"We want the 1980 Olympic Games in Moscow to make a contribution not only to the development of the Olympic movement but also to the cause of détente and the strengthening of world peace,’’ said Moscow 1980 President Ignati Novikov.
It was announced that they would send out invitations in January 1980. "No objections were raised."
Novikov took a side swipe at what he called the "inadmissible actions" of certain International Federations.
He was particularly angry that FIFA had imposed an Olympic ban on European and South American players who had taken part in the World Cup in football, describing FIFA’s decision to bar them as "a discriminatory decision".
He confidently predicted that 103 countries would attend the Games and announced that the Moscow Organising Committee would help developing countries with flights to the Games on Aeroflot and "paying their accommodation and service in the Olympic Village out of its own resources"’.
It was also announced that restaurants in the Olympic Village would be self-service. Samaranch asked if this applied to the IOC and was told they would have "first-class high quality service".
FIFA President João Havelange "assured his colleagues that there would be excellent conditions for them in Moscow". He advised them to visit the Spartakiad, the Soviet multi-sport festival.
While this was normally restricted to domestic athletes, it was thrown open to international competitors in 1979 and became a giant test event for the following year's Olympic Games.
In those days, the Winter Olympics were held in the same year and in 1980 Lake Placid was the host resort.
The Organising Committee was led by a church minister, the Reverend Bernard Fell, who told the IOC his Committee was dogged by "inflation, vanity, avarice and greed".
He said they "were experiencing more difficulties than the IOC realised" and it was agreed that the IOC would set up an Ad hoc Committee to inspect the accommodation facilities.
Their plans for an unusual splitting of the Olympic flame were approved but Killanin also asked the chief of protocol to examine the rules to avoid a recurrence in the future.
The 1984 Olympics Games had been assigned the previous year. Winter hosts Sarajevo and Summer Games city Los Angeles both reported on their preliminary activities.
The eminent Hungarian Arpad Csanadi reported on possible changes to the Olympic programme.
It was agreed that the playing squads for handball be increased because in recent years "this sport had appeared to be more aggressive and therefore more injuries occurred".
Badminton had been lobbying for inclusion on the Olympic programme but as there were two separate International Federations, a decision was deferred.

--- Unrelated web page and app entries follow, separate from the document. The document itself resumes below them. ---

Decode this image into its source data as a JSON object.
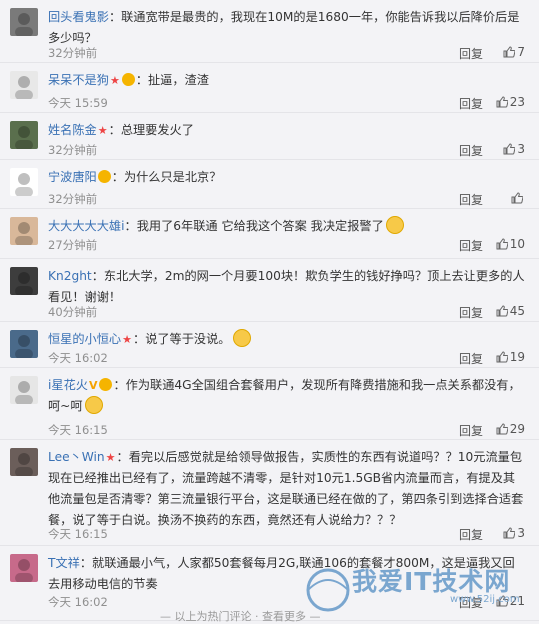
{
  "reply_label": "回复",
  "comments": [
    {
      "username": "回头看鬼影",
      "badges": [],
      "text": "联通宽带是最贵的，我现在10M的是1680一年，你能告诉我以后降价后是多少吗？",
      "time": "32分钟前",
      "likes": "7",
      "avatar_color": "#7a7a7a"
    },
    {
      "username": "呆呆不是狗",
      "badges": [
        "star",
        "gold"
      ],
      "text": "扯逼，渣渣",
      "time": "今天 15:59",
      "likes": "23",
      "avatar_color": "#e8e8e8"
    },
    {
      "username": "姓名陈金",
      "badges": [
        "star"
      ],
      "text": "总理要发火了",
      "time": "32分钟前",
      "likes": "3",
      "avatar_color": "#5a6f4d"
    },
    {
      "username": "宁波唐阳",
      "badges": [
        "gold"
      ],
      "text": "为什么只是北京？",
      "time": "32分钟前",
      "likes": "",
      "avatar_color": "#ffffff"
    },
    {
      "username": "大大大大大雄i",
      "badges": [],
      "text": "我用了6年联通 它给我这个答案 我决定报警了",
      "time": "27分钟前",
      "likes": "10",
      "avatar_color": "#d9b89a"
    },
    {
      "username": "Kn2ght",
      "badges": [],
      "text": "东北大学，2m的网一个月要100块！欺负学生的钱好挣吗？顶上去让更多的人看见！谢谢！",
      "time": "40分钟前",
      "likes": "45",
      "avatar_color": "#3d3d3d"
    },
    {
      "username": "恒星的小恒心",
      "badges": [
        "star"
      ],
      "text": "说了等于没说。",
      "time": "今天 16:02",
      "likes": "19",
      "avatar_color": "#4a6a8a"
    },
    {
      "username": "i星花火",
      "badges": [
        "v",
        "gold"
      ],
      "text": "作为联通4G全国组合套餐用户，发现所有降费措施和我一点关系都没有，呵~呵",
      "time": "今天 16:15",
      "likes": "29",
      "avatar_color": "#e6e6e6"
    },
    {
      "username": "Lee丶Win",
      "badges": [
        "star"
      ],
      "text": "看完以后感觉就是给领导做报告，实质性的东西有说道吗？？10元流量包现在已经推出已经有了，流量跨越不清零，是针对10元1.5GB省内流量而言，有提及其他流量包是否清零？第三流量银行平台，这是联通已经在做的了，第四条引到选择合适套餐，说了等于白说。换汤不换药的东西，竟然还有人说给力？？？",
      "time": "今天 16:15",
      "likes": "3",
      "avatar_color": "#6b5e5a"
    },
    {
      "username": "T文祥",
      "badges": [],
      "text": "就联通最小气，人家都50套餐每月2G,联通106的套餐才800M，这是逼我又回去用移动电信的节奏",
      "time": "今天 16:02",
      "likes": "21",
      "avatar_color": "#c76a8a"
    }
  ],
  "footer_text": "— 以上为热门评论 · 查看更多 —",
  "watermark": {
    "title": "我爱IT技术网",
    "url": "www.52ij.com"
  }
}
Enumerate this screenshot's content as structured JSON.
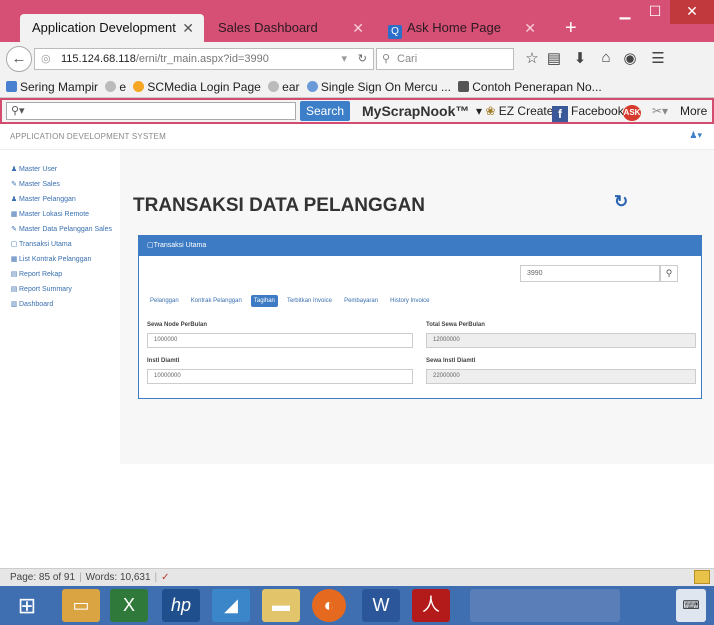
{
  "browser": {
    "tabs": [
      {
        "title": "Application Development",
        "active": true
      },
      {
        "title": "Sales Dashboard",
        "active": false
      },
      {
        "title": "Ask Home Page",
        "active": false
      }
    ],
    "url_host": "115.124.68.118",
    "url_path": "/erni/tr_main.aspx?id=3990",
    "search_placeholder": "Cari",
    "bookmarks": [
      "Sering Mampir",
      "e",
      "SCMedia Login Page",
      "ear",
      "Single Sign On Mercu ...",
      "Contoh Penerapan No..."
    ],
    "toolbar": {
      "search_button": "Search",
      "brand": "MyScrapNook™",
      "ez_create": "EZ Create",
      "facebook": "Facebook",
      "more": "More"
    }
  },
  "app": {
    "system_name": "APPLICATION DEVELOPMENT SYSTEM",
    "sidebar": [
      {
        "label": "Master User",
        "icon": "user-icon"
      },
      {
        "label": "Master Sales",
        "icon": "edit-icon"
      },
      {
        "label": "Master Pelanggan",
        "icon": "people-icon"
      },
      {
        "label": "Master Lokasi Remote",
        "icon": "list-icon"
      },
      {
        "label": "Master Data Pelanggan Sales",
        "icon": "edit-icon"
      },
      {
        "label": "Transaksi Utama",
        "icon": "document-icon"
      },
      {
        "label": "List Kontrak Pelanggan",
        "icon": "list-icon"
      },
      {
        "label": "Report Rekap",
        "icon": "table-icon"
      },
      {
        "label": "Report Summary",
        "icon": "table-icon"
      },
      {
        "label": "Dashboard",
        "icon": "chart-icon"
      }
    ],
    "page_title": "TRANSAKSI DATA PELANGGAN",
    "panel": {
      "title": "Transaksi Utama",
      "code_value": "3990",
      "tabs": [
        "Pelanggan",
        "Kontrak Pelanggan",
        "Tagihan",
        "Terbitkan Invoice",
        "Pembayaran",
        "History Invoice"
      ],
      "active_tab": "Tagihan",
      "fields": {
        "sewa_node_label": "Sewa Node PerBulan",
        "sewa_node_value": "1000000",
        "total_sewa_label": "Total Sewa PerBulan",
        "total_sewa_value": "12000000",
        "instl_label": "Instl Diamtl",
        "instl_value": "10000000",
        "sewa_instl_label": "Sewa Instl Diamtl",
        "sewa_instl_value": "22000000"
      }
    }
  },
  "statusbar": {
    "page": "Page: 85 of 91",
    "words": "Words: 10,631"
  },
  "colors": {
    "browser_frame": "#d64f74",
    "accent_blue": "#3d7cc4",
    "link_blue": "#3a6fb0"
  }
}
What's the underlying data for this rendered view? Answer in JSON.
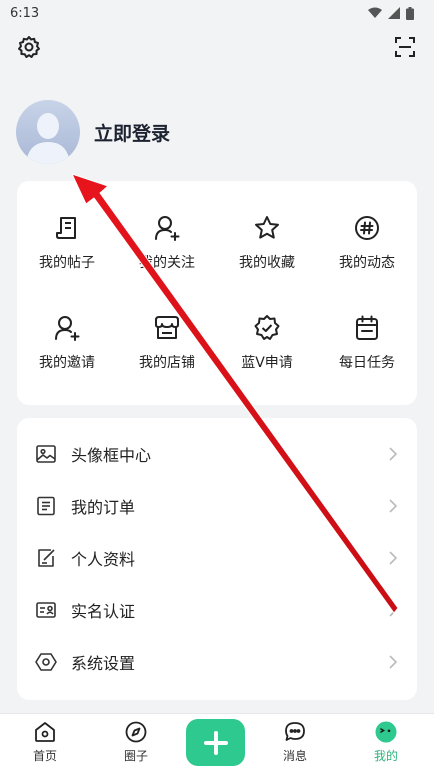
{
  "status_bar": {
    "time": "6:13"
  },
  "profile": {
    "login_label": "立即登录"
  },
  "grid_items": [
    {
      "label": "我的帖子",
      "icon": "post-icon"
    },
    {
      "label": "我的关注",
      "icon": "follow-user-icon"
    },
    {
      "label": "我的收藏",
      "icon": "star-icon"
    },
    {
      "label": "我的动态",
      "icon": "hashtag-icon"
    },
    {
      "label": "我的邀请",
      "icon": "invite-user-icon"
    },
    {
      "label": "我的店铺",
      "icon": "store-icon"
    },
    {
      "label": "蓝V申请",
      "icon": "verified-badge-icon"
    },
    {
      "label": "每日任务",
      "icon": "calendar-icon"
    }
  ],
  "list_items": [
    {
      "label": "头像框中心",
      "icon": "picture-icon"
    },
    {
      "label": "我的订单",
      "icon": "order-list-icon"
    },
    {
      "label": "个人资料",
      "icon": "edit-note-icon"
    },
    {
      "label": "实名认证",
      "icon": "id-card-icon"
    },
    {
      "label": "系统设置",
      "icon": "settings-hex-icon"
    }
  ],
  "bottom_nav": [
    {
      "label": "首页",
      "icon": "home-icon"
    },
    {
      "label": "圈子",
      "icon": "compass-icon"
    },
    {
      "label": "消息",
      "icon": "chat-icon"
    },
    {
      "label": "我的",
      "icon": "profile-face-icon",
      "active": true
    }
  ],
  "colors": {
    "accent": "#2ec98e",
    "active_label": "#2fb37c",
    "annotation_arrow": "#e8141c"
  }
}
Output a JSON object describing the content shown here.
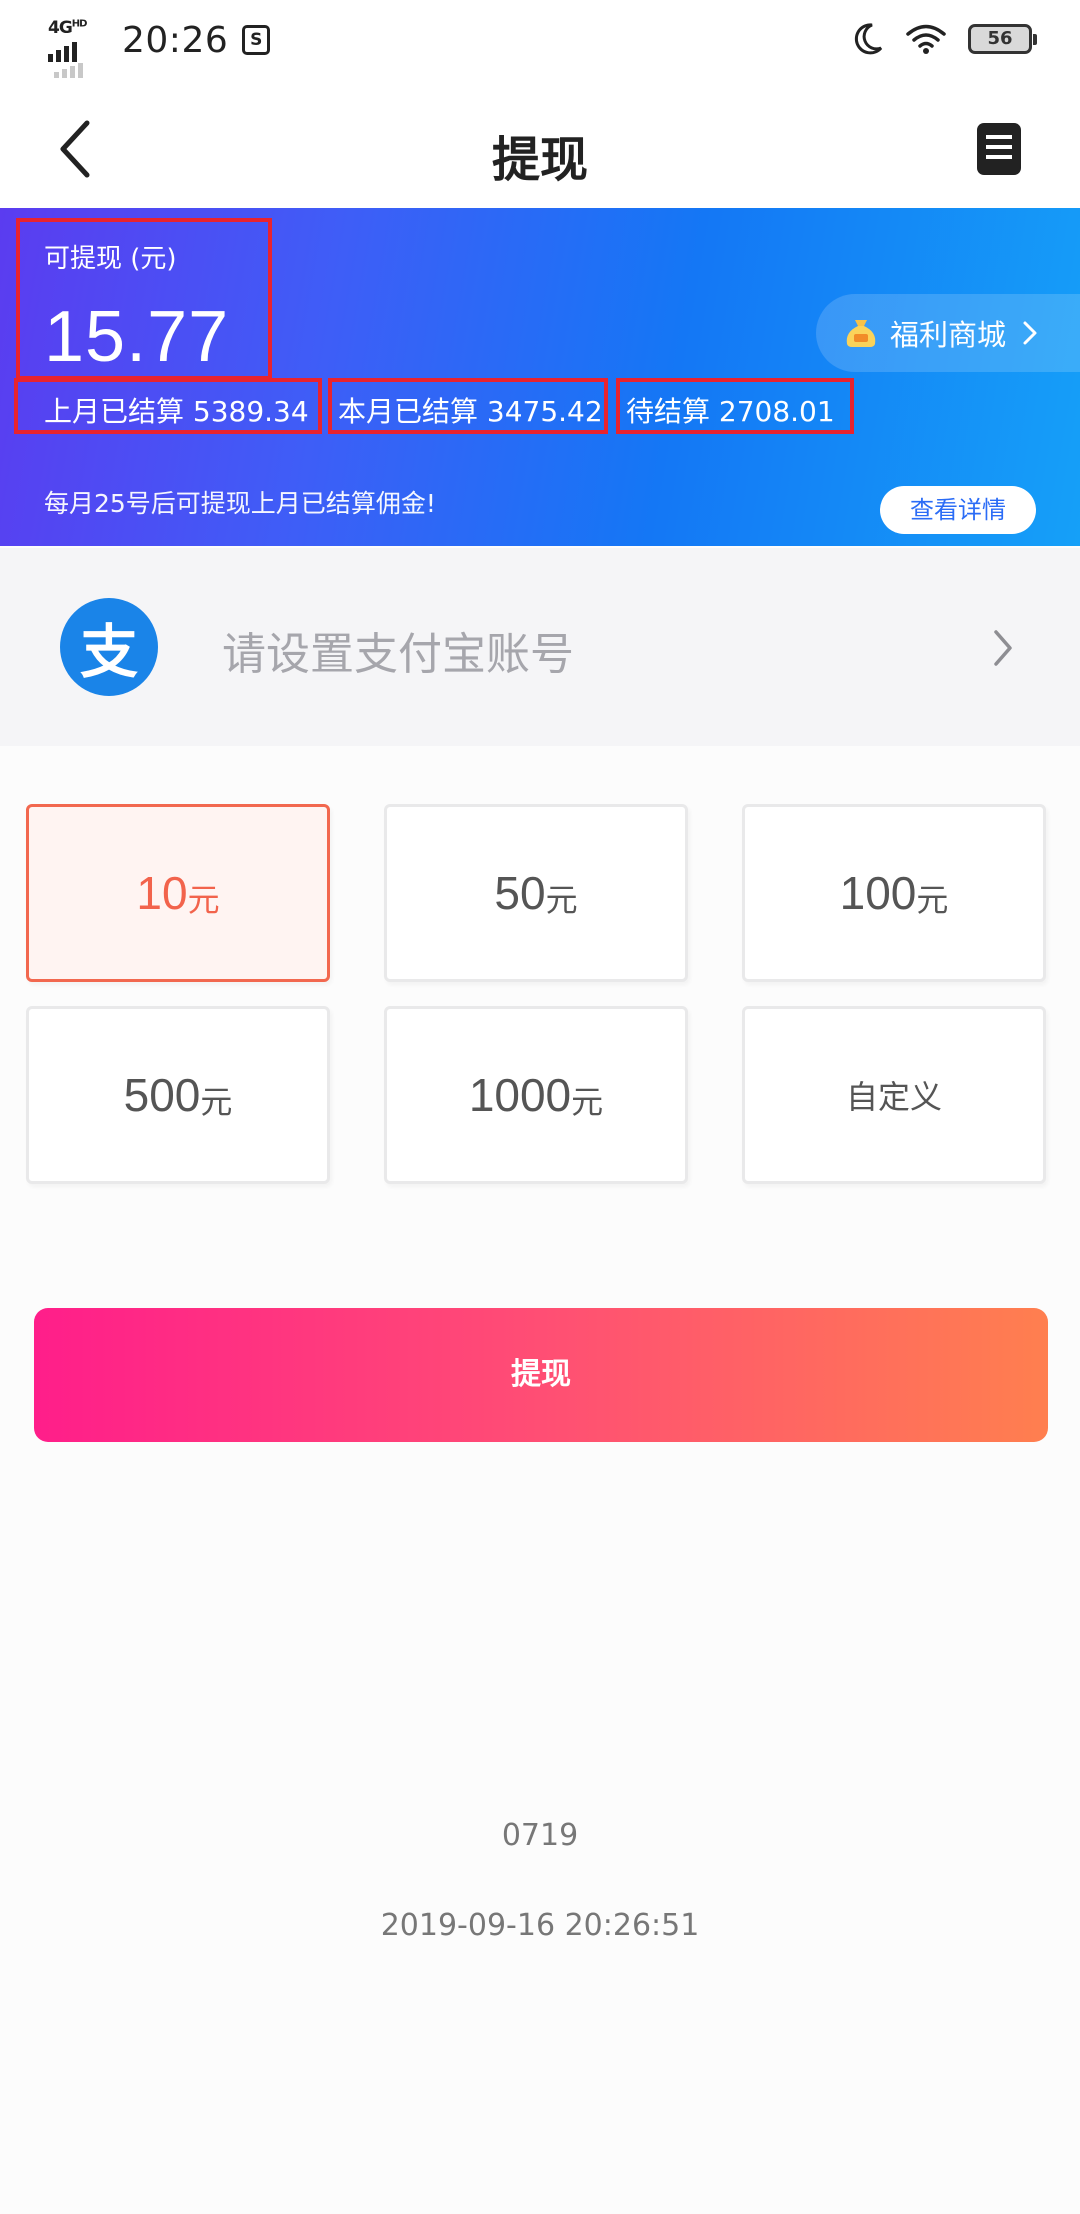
{
  "status_bar": {
    "network": "4G",
    "network_sup": "HD",
    "time": "20:26",
    "s_badge": "S",
    "battery": "56"
  },
  "header": {
    "title": "提现"
  },
  "banner": {
    "balance_label": "可提现 (元)",
    "balance_value": "15.77",
    "stats": [
      "上月已结算 5389.34",
      "本月已结算 3475.42",
      "待结算 2708.01"
    ],
    "mall_label": "福利商城",
    "notice": "每月25号后可提现上月已结算佣金!",
    "detail_button": "查看详情",
    "highlight_color": "#e8232f"
  },
  "alipay": {
    "prompt": "请设置支付宝账号",
    "logo_char": "支",
    "brand_color": "#1a84e8"
  },
  "amounts": [
    {
      "value": "10",
      "unit": "元",
      "selected": true
    },
    {
      "value": "50",
      "unit": "元",
      "selected": false
    },
    {
      "value": "100",
      "unit": "元",
      "selected": false
    },
    {
      "value": "500",
      "unit": "元",
      "selected": false
    },
    {
      "value": "1000",
      "unit": "元",
      "selected": false
    },
    {
      "value": "自定义",
      "unit": "",
      "selected": false
    }
  ],
  "submit_button": "提现",
  "footer": {
    "code": "0719",
    "timestamp": "2019-09-16 20:26:51"
  },
  "icons": {
    "back": "chevron-left-icon",
    "records": "document-icon",
    "mall": "money-bag-icon",
    "alipay": "alipay-icon"
  }
}
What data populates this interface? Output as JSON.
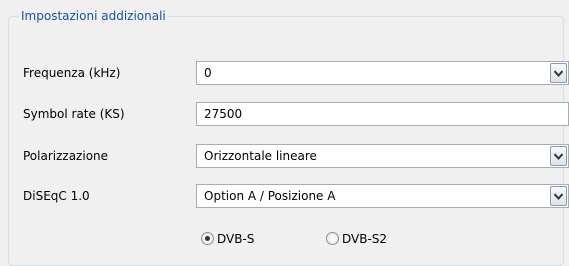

Although tennis was keen to return to the Olympic programme, there was still a problem of eligibility with the amateur regulations still in force.
Even so, International Tennis Federation President Philippe Chatrier asked if it would be possible to arrange a demonstration event at Los Angeles 1984. His wish was granted and the sport was such a success in the American city, with Sweden's Stefan Edberg winning the men's event and Germany's Steffi Graf the women's that tennis was restored as a full medal sport at Seoul in 1988.
Women’s cycling was still not part of the Games and a decision on this was put back to the following year, alongside consideration of what was then described as "modern" gymnastics, which later became known as rhythmic gymnastics.
The IOC also decided to give official recognition to the Federation International de Quilleurs, which controlled ten pin bowling, a game played in over 60 countries. They noted that "the Federation itself had no connections with any professional organisations".
It was confirmed that the choice of host city for 1988 would be decided in 1981. The session was to be in the German spa town of Baden Baden. This would be a huge gathering which would also incorporate an Olympic Congress, only the second held since the Second World War.
The members also accepted a bid from Rio de Janeiro to stage the IOC Session in 1982 but financial difficulties meant it was switched elsewhere.
An IOC session did not ultimately take place in Brazil last summer on the eve of the opening of Rio 2016.